Ofsted has issued a stark warning today about what it describes as the “murky world” of illegal schools.
The inspectorate has been looking for unregistered schools across the country for the past three years, amid concerns that pupils are being placed at risk because there is no oversight of the safeguarding, health and safety or the quality of education being provided.
But its attempts to find illegal schools are being hampered by a lack of power to investigate and a system which allows people to avoid scrutiny by operating on what the inspectorate describes as “the cusp of the law”.
Quick read: Ofsted needs powers to tackle illegal schools
Ofsted’s deputy director in charge of the Unregistered Schools Taskforce, Victor Shafiee, said: “The problem is the more incompetent the school is, the more difficult it is to prosecute.”
An unregistered school is defined as a setting that is operating as an independent school, without registration.
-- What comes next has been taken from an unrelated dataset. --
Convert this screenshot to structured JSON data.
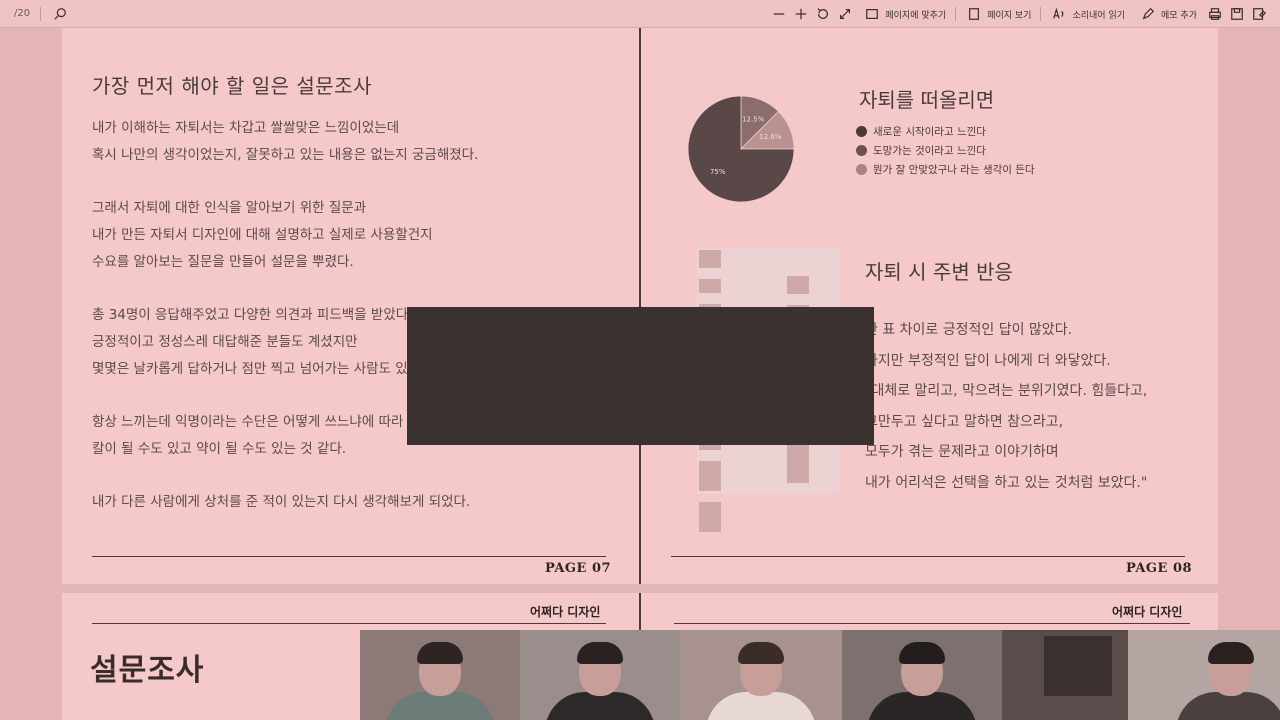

It is a criminal offence to operate an unregistered independent school in England.
However, to be required to register as a school, a setting must be providing full-time education to at least five children of compulsory school age, and offer a curriculum that includes maths and English.
Government guidance suggests a full-time education is anything above 18 hours a week.
Ofsted says these rules mean some providers they find cannot be judged as a school as they only offer religious instruction or they operate for 17 hours and 50 minutes per week.
Not only this but Ofsted inspectors do not have the power to seize evidence.
Ofsted’s taskforce, set up in 2016, has investigated 521 cases and inspected 259 sites since 2016.
Of these 71 have been issued with warning notices where Ofsted believes they are operating an illegal school.
Ofsted said that 15 of those settings have since closed, while 39 have changed the way they operate in order to comply with the law, and nine have registered as independent schools.
Ofsted also helped secure the first prosecution for running an illegal school and said today that there are two more court cases due to take place this year.
But it warns that it could do more if it was able to seize evidence during inspections.
Sue Will, an inspector on the taskforce, said that when she visited a suspect illegal school, she was dependant on people providing her with the information she needed.
And Mr Shafiee: “If we want to look at a children’s book we have to take pictures of every page. What should be an easy offence to prosecute becomes like a mini-fraud investigation with hundreds, sometimes thousands of documents.”
And the government has indicated that it does intend to strengthen Ofsted’s hand.
In the Integrated Communities Action Plan, published earlier this year it said: "We intend to legislate to strengthen Ofsted’s powers in relation to unregistered schools and work closely with Ofsted on the proposed changes in 2019.”
The question is when will Ofsted actually get these increased powers to tackle illegal schools. The Government plan says changes will be made at a “suitable legislative opportunity”
In a Westminster consumed with Brexit turmoil such opportunities might be few and far between. But at least Ofsted’s case has been heard.